Dr Jacques Meis, Canisius Wilhelmina Hospital, The Netherlands
Aspergillus fumigatus, a ubiquitously distributed opportunistic pathogen, is the global leading cause of aspergillosis. Azole antifungals play an important role in the management of aspergillosis. However in the last decade azole resistance in A. fumigatus isolates has been increasingly reported, especially in Europe, and this is potentially complicating effective disease management. The higher mortality rates observed in patients with invasive aspergillosis caused by azole resistant A. fumigatus isolates pose serious challenges to the mycologist for timely identification of resistance and appropriate therapeutic interventions. The ‘TR34/L98H’ mutation in the cyp51A gene of A. fumigatus is responsible for most multi-azole resistance seen in European countries, the Middle East, China, Australia and India. Azole-resistant isolates carrying this mutation have been reported from both patients and the environment. In addition, a newly emerging resistance mechanism, TR46/Y121F/T289A, conferring high voriconazole and variable itraconazole MICs was lately described in several European countries, Asia and the American continent. Environmental screening and routine antifungal susceptibility testing of clinically significant isolates should be considered in order to develop guidelines for local and national purposes. Considering that azole antifungal drugs are the mainstay of (oral) therapy, especially for chronic invasive and allergic aspergillosis, emergence of resistance will have profound impact on healthcare. This presentation highlights the global development of azole resistance in A. fumigatus and the possible relation with environmental fungicide use.
Ploidy dynamics and the rapid evolution of drug resistance
Professor Judith Berman, Tel Aviv University, Israel

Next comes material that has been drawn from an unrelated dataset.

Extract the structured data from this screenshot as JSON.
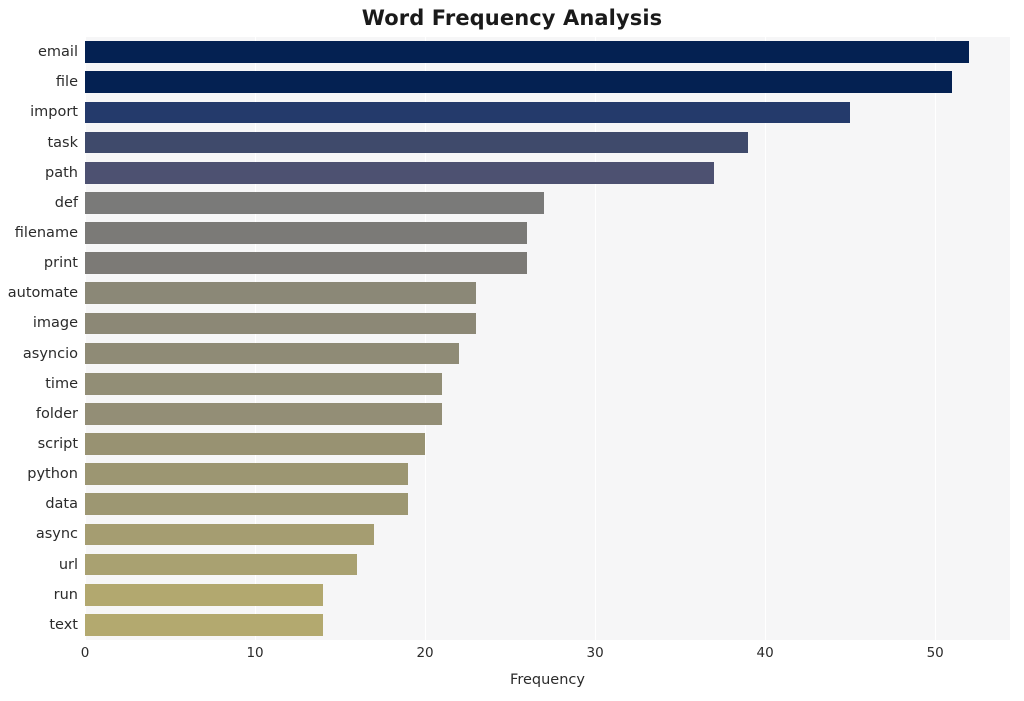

Candida albicans, the most prevalent human fungal pathogen, is generally diploid but other ploidy states clearly arise and are found not only in the laboratory but also in clinical isolates. A major question motivating our work is how ploidy state and ploidy shifts affect pathogen evolution and survival, especially in responses to extreme stresses, such as exposure to antifungal drugs within the host. We are particularly interested in how rapidly different drug responses can be recruited to assist in stress survival. An important clue comes from the observation that 50% of isolates that are resistant to fluconazole (FLC), the most widely used antifungal, are aneuploid and that some specific aneuploidies can confer FLC resistance. Is aneuploidy the cause of resistance or does exposure to antifungals promote the appearance of aneuploidy? Our work indicates that the answer is yes: aneuploidy can be both a cause of drug resistance and a consequence of drug exposure. Furthermore, drug exposure elicits changes in cell cycle progression that lead to whole ploidy shifts. Survival in drug can be due to drug resistance, tolerance, persistence or heteroresistance. We are interested in the degree to which each of these strategies is used as well as the molecular mechanisms used to achieve these different strategies.